When the world was young and I was a student at UCLA I learned all sorts of folklore from my environment, particularly in the form of received wisdom from older students and even faculty. So it was that I came to learn that “God gave us analysis but the devil gave us topology” (this in connection with a profusion of Gegenbeispiele in the latter field that “doth make fools of us all,” at least as far as our intuition goes — just consider Alexander’s horned sphere). I learned that analytic life is best when the variable is complex, largely due to Cauchy’s integral formula (or, in truth, his integral theorem, which of course launches the whole business). I left school with such youthful prejudices in place, and started off lacking any real appreciation of either analysis or topology (I was nothing if not a contrarian). Nonetheless, as I have aged I have certainly come to appreciate analysis more and more, and I have in fact fallen deeply in love with topology — well, to be fair, with algebraic topology, where the destination of so many big functors is still a beloved category from algebra and some one like me is on familiar ground again. In any event, however, there is no question at all that my erstwhile seniors and professors were entirely on target in describing complex analysis as something of a mathematical paradise.
And now, after around thirty years of teaching across the undergraduate spectrum and having covered complex analysis quite a number of times, and in fact being in this particular saddle again this semester, I have also gained considerable familiarity with a variety of complex analysis texts, including Levinson-Redheffer’s Complex Analysis, Churchill’s Complex Variables and Applications, Howie’s Complex Analysis (which I reviewed in this column a few years ago), and even Ahlfors’ majestic Complex Analysis (used several years ago in a reading class for a particularly gifted student). Accordingly, I offer my comments about the book under present review from the viewpoint of its possible utility for such classroom activity, and my first observation is that the book reminds me a lot of nothing less than Levinson-Redheffer — which is of course quite a tribute.

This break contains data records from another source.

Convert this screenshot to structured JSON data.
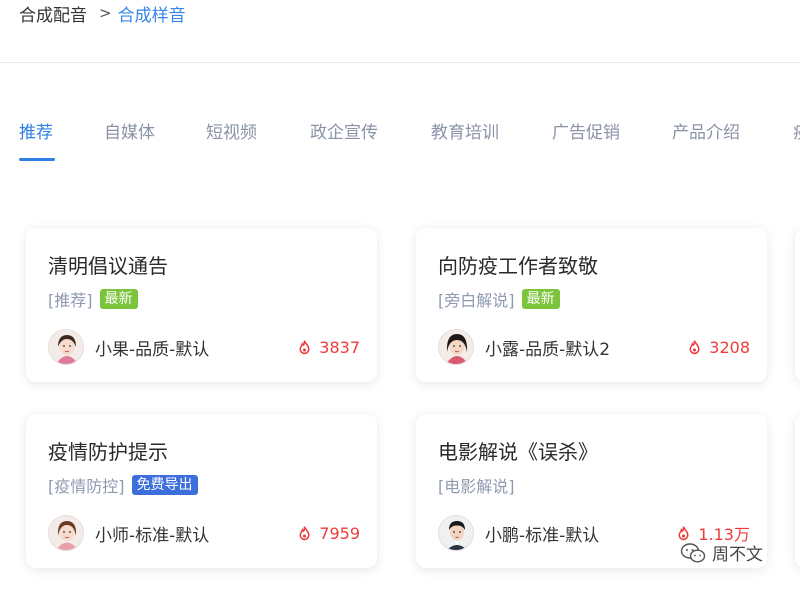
{
  "breadcrumb": {
    "root": "合成配音",
    "separator": ">",
    "current": "合成样音"
  },
  "tabs": [
    {
      "label": "推荐",
      "active": true
    },
    {
      "label": "自媒体"
    },
    {
      "label": "短视频"
    },
    {
      "label": "政企宣传"
    },
    {
      "label": "教育培训"
    },
    {
      "label": "广告促销"
    },
    {
      "label": "产品介绍"
    },
    {
      "label": "疫"
    }
  ],
  "cards": [
    {
      "title": "清明倡议通告",
      "category": "[推荐]",
      "badge": "最新",
      "badge_color": "#7bc43c",
      "voice": "小果-品质-默认",
      "plays": "3837",
      "avatar_type": "female"
    },
    {
      "title": "向防疫工作者致敬",
      "category": "[旁白解说]",
      "badge": "最新",
      "badge_color": "#7bc43c",
      "voice": "小露-品质-默认2",
      "plays": "3208",
      "avatar_type": "female-dark"
    },
    {
      "title": "疫情防护提示",
      "category": "[疫情防控]",
      "badge": "免费导出",
      "badge_color": "#3d6fdc",
      "voice": "小师-标准-默认",
      "plays": "7959",
      "avatar_type": "female"
    },
    {
      "title": "电影解说《误杀》",
      "category": "[电影解说]",
      "badge": "",
      "voice": "小鹏-标准-默认",
      "plays": "1.13万",
      "avatar_type": "male"
    }
  ],
  "watermark": {
    "text": "周不文"
  },
  "colors": {
    "accent": "#2f7fe6",
    "plays": "#ee3b3b",
    "badge_new": "#7bc43c",
    "badge_free": "#3d6fdc"
  },
  "icons": {
    "plays": "fire-icon",
    "watermark": "wechat-icon"
  }
}
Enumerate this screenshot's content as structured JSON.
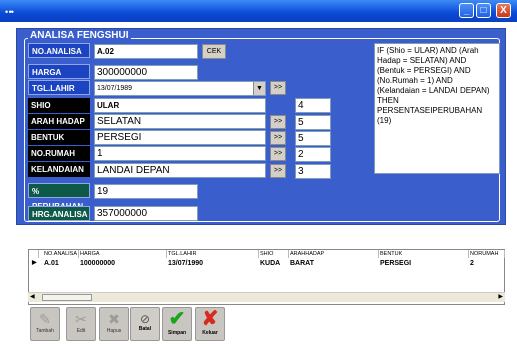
{
  "window": {
    "title_icon": "• ••",
    "minimize": "_",
    "maximize": "□",
    "close": "X"
  },
  "group": {
    "title": "ANALISA FENGSHUI"
  },
  "form": {
    "no_analisa": {
      "label": "NO.ANALISA",
      "value": "A.02",
      "button": "CEK"
    },
    "harga": {
      "label": "HARGA",
      "value": "300000000"
    },
    "tgl_lahir": {
      "label": "TGL.LAHIR",
      "value": "13/07/1989",
      "button": ">>"
    },
    "shio": {
      "label": "SHIO",
      "value": "ULAR",
      "score": "4"
    },
    "arah_hadap": {
      "label": "ARAH HADAP",
      "value": "SELATAN",
      "button": ">>",
      "score": "5"
    },
    "bentuk": {
      "label": "BENTUK",
      "value": "PERSEGI",
      "button": ">>",
      "score": "5"
    },
    "no_rumah": {
      "label": "NO.RUMAH",
      "value": "1",
      "button": ">>",
      "score": "2"
    },
    "kelandaian": {
      "label": "KELANDAIAN",
      "value": "LANDAI DEPAN",
      "button": ">>",
      "score": "3"
    },
    "perubahan": {
      "label": "% PERUBAHAN",
      "value": "19"
    },
    "hrg_analisa": {
      "label": "HRG.ANALISA",
      "value": "357000000"
    }
  },
  "rule_text": "IF (Shio = ULAR) AND (Arah\nHadap = SELATAN) AND\n(Bentuk = PERSEGI) AND\n(No.Rumah = 1) AND\n(Kelandaian = LANDAI DEPAN)\nTHEN\nPERSENTASEIPERUBAHAN\n(19)",
  "grid": {
    "headers": [
      "NO.ANALISA",
      "HARGA",
      "TGL.LAHIR",
      "SHIO",
      "ARAHHADAP",
      "BENTUK",
      "NORUMAH"
    ],
    "rows": [
      [
        "A.01",
        "100000000",
        "13/07/1990",
        "KUDA",
        "BARAT",
        "PERSEGI",
        "2"
      ]
    ]
  },
  "toolbar": {
    "tambah": "Tambah",
    "edit": "Edit",
    "hapus": "Hapus",
    "batal": "Batal",
    "simpan": "Simpan",
    "keluar": "Keluar"
  },
  "colors": {
    "panel_blue": "#3a5fcd",
    "title_blue": "#0a4ad7",
    "label_blue": "#1c44c0",
    "label_green": "#0e5a49"
  }
}
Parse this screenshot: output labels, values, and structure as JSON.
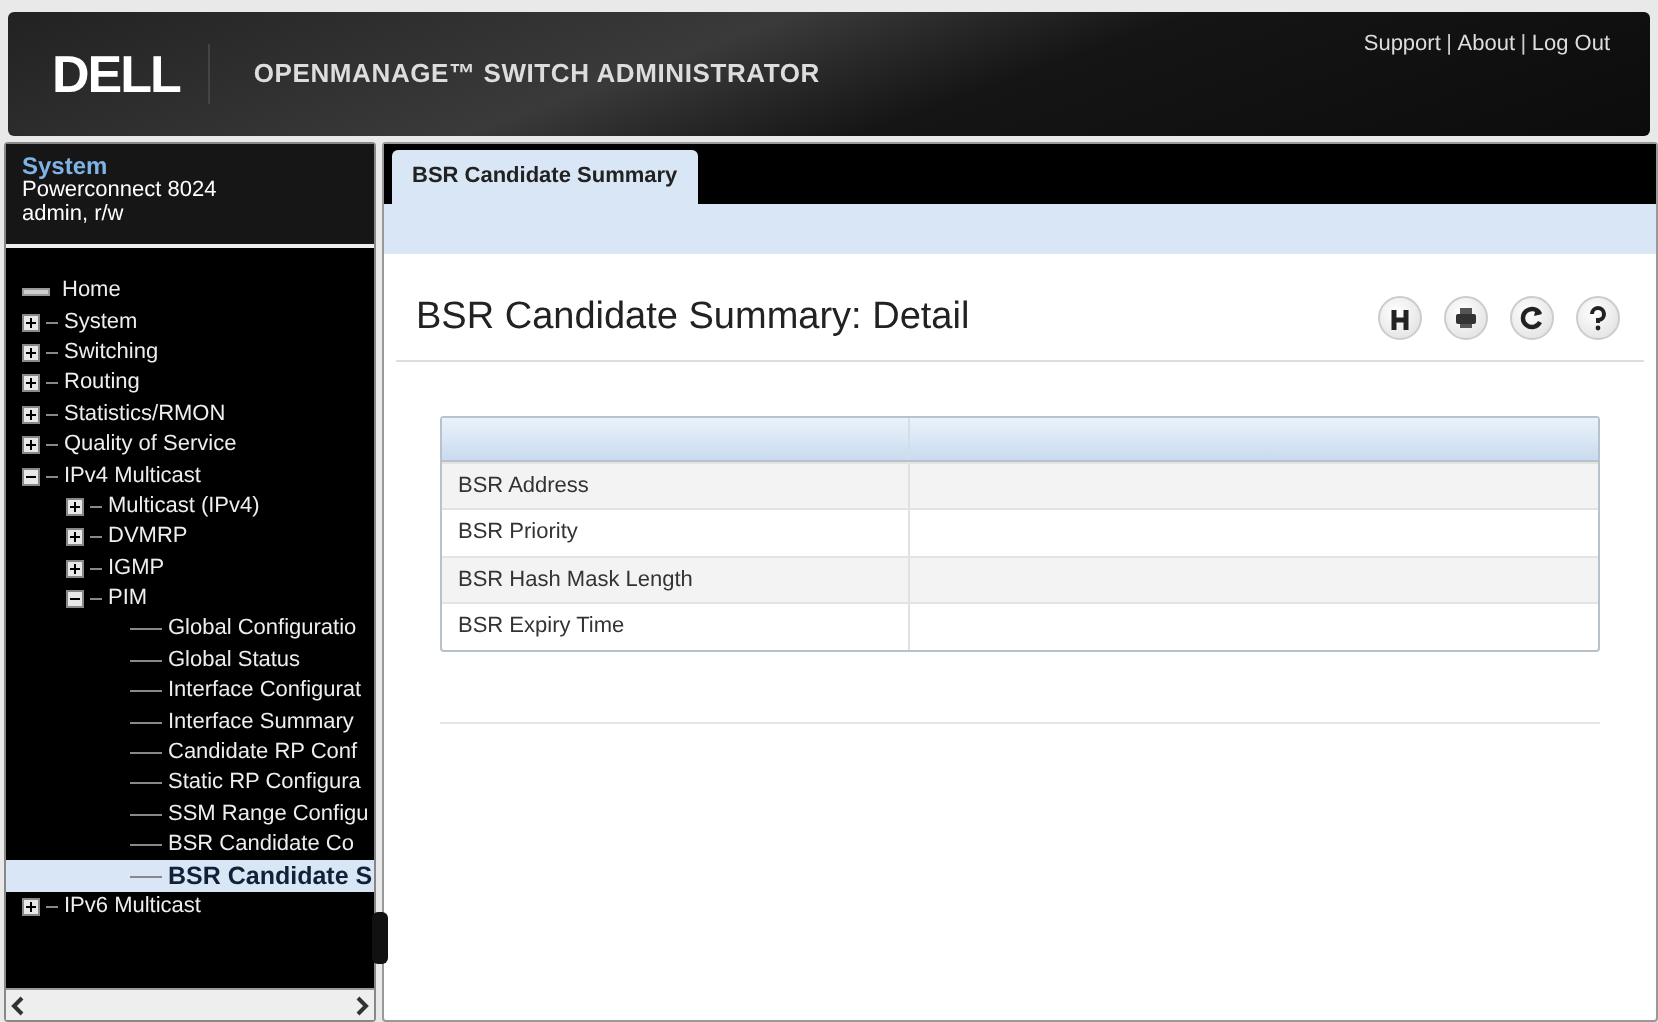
{
  "header": {
    "brand": "DELL",
    "product": "OPENMANAGE™ SWITCH ADMINISTRATOR",
    "links": [
      "Support",
      "About",
      "Log Out"
    ],
    "separators": [
      "|",
      "|"
    ]
  },
  "system": {
    "title": "System",
    "model": "Powerconnect 8024",
    "user": "admin, r/w"
  },
  "tree": [
    {
      "label": "Home",
      "kind": "home",
      "selected": false
    },
    {
      "label": "System",
      "kind": "folder",
      "expanded": false,
      "selected": false
    },
    {
      "label": "Switching",
      "kind": "folder",
      "expanded": false,
      "selected": false
    },
    {
      "label": "Routing",
      "kind": "folder",
      "expanded": false,
      "selected": false
    },
    {
      "label": "Statistics/RMON",
      "kind": "folder",
      "expanded": false,
      "selected": false
    },
    {
      "label": "Quality of Service",
      "kind": "folder",
      "expanded": false,
      "selected": false
    },
    {
      "label": "IPv4 Multicast",
      "kind": "folder",
      "expanded": true,
      "selected": false,
      "children": [
        {
          "label": "Multicast (IPv4)",
          "kind": "folder",
          "expanded": false,
          "selected": false
        },
        {
          "label": "DVMRP",
          "kind": "folder",
          "expanded": false,
          "selected": false
        },
        {
          "label": "IGMP",
          "kind": "folder",
          "expanded": false,
          "selected": false
        },
        {
          "label": "PIM",
          "kind": "folder",
          "expanded": true,
          "selected": false,
          "children": [
            {
              "label": "Global Configuratio",
              "kind": "leaf",
              "selected": false
            },
            {
              "label": "Global Status",
              "kind": "leaf",
              "selected": false
            },
            {
              "label": "Interface Configurat",
              "kind": "leaf",
              "selected": false
            },
            {
              "label": "Interface Summary",
              "kind": "leaf",
              "selected": false
            },
            {
              "label": "Candidate RP Conf",
              "kind": "leaf",
              "selected": false
            },
            {
              "label": "Static RP Configura",
              "kind": "leaf",
              "selected": false
            },
            {
              "label": "SSM Range Configu",
              "kind": "leaf",
              "selected": false
            },
            {
              "label": "BSR Candidate Co",
              "kind": "leaf",
              "selected": false
            },
            {
              "label": "BSR Candidate S",
              "kind": "leaf",
              "selected": true
            }
          ]
        }
      ]
    },
    {
      "label": "IPv6 Multicast",
      "kind": "folder",
      "expanded": false,
      "selected": false
    }
  ],
  "tabs": [
    {
      "label": "BSR Candidate Summary",
      "selected": true
    }
  ],
  "page_title": "BSR Candidate Summary: Detail",
  "toolbar": [
    {
      "kind": "save"
    },
    {
      "kind": "print"
    },
    {
      "kind": "refresh"
    },
    {
      "kind": "help"
    }
  ],
  "table": {
    "rows": [
      {
        "label": "BSR Address"
      },
      {
        "label": "BSR Priority"
      },
      {
        "label": "BSR Hash Mask Length"
      },
      {
        "label": "BSR Expiry Time"
      }
    ]
  }
}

What inspires this observation is that there is a substantial pedagogical similarity between these texts: both Levinson-Redheffer and Bruna-Cufi admit a two-fold purpose in that these books can be used to great effect as graduate as well as undergraduate text books. A propos, with the late Raymond Redheffer and the late Ernst Straus on the UCLA faculty when I was there, the former used his book in the undergraduate complex analysis course, whereas the later used this same book in the graduate course on complex analysis, which I in fact took: I found Straus’ presentation, using Levinson-Redheffer’s book quite intensely, remarkably lucid — far more so than was the case for my earlier undergraduate course in which another text was used by an instructor (not Redheffer) whose viewpoint was explicitly geometric (and which I have only come to appreciate with 20/20 hindsight). As far as this review goes, the point is that the way the book by Bruna and Cufi lends itself to the same sort of double dipping. The book is written in an accessible idiom and allows the instructor to pick and choose in such a manner as to build either a strong undergraduate course (chapters 1–5 plus a little of chapters 7 and 8) or a solid graduate course (add the rest of chapters 7 and 8, add chapters 9, 10, and 11, almost in their entirely). There is additional material to be had, too: chapter 6 deals with homology and introduces some de Rham theory, and the book finishes, in chapter 12, with some wonderful material on the complex Fourier transform.
This all makes for a very nice introduction to serious complex analysis, on the cusp of research level material, so to speak. The authors state, somewhat modestly, that they intend their book to serve as “a good complement to many of the references that are commonly used by both students and teachers.” I would state their case more strongly: this book should serve as a wonderful introduction to all the standard material for the PhD qualifying examination in complex analysis, provided the book is read carefully and covered completely, most if not all of the exercises are done. And then the diligent youngster will take the trouble to follow certain leads a little further, going to the indicated texts by, e.g., (yes, of course) Ahlfors, Hille, Nevanlinna-Paatero, Saks-Zygmund, and Rudin.
Thus, Bruna and Cufi have written an important and useful book, very readable, very elegant (including one of my favorite things, namely a ready derivation of Cauchy’s integral theorem from Green’s theorem), and pedagogically sound particularly as illustrated by their good choice of exercises. It will also serve well as a reference to professionals, particularly as regards what we do in the classroom, regardless of which principal texts we use in our complex analysis courses. Then again, there is no reason at all not to use the book under review itself: even its price is not out of reach.
Michael Berg is Professor of Mathematics at Loyola Marymount University in Los Angeles, CA.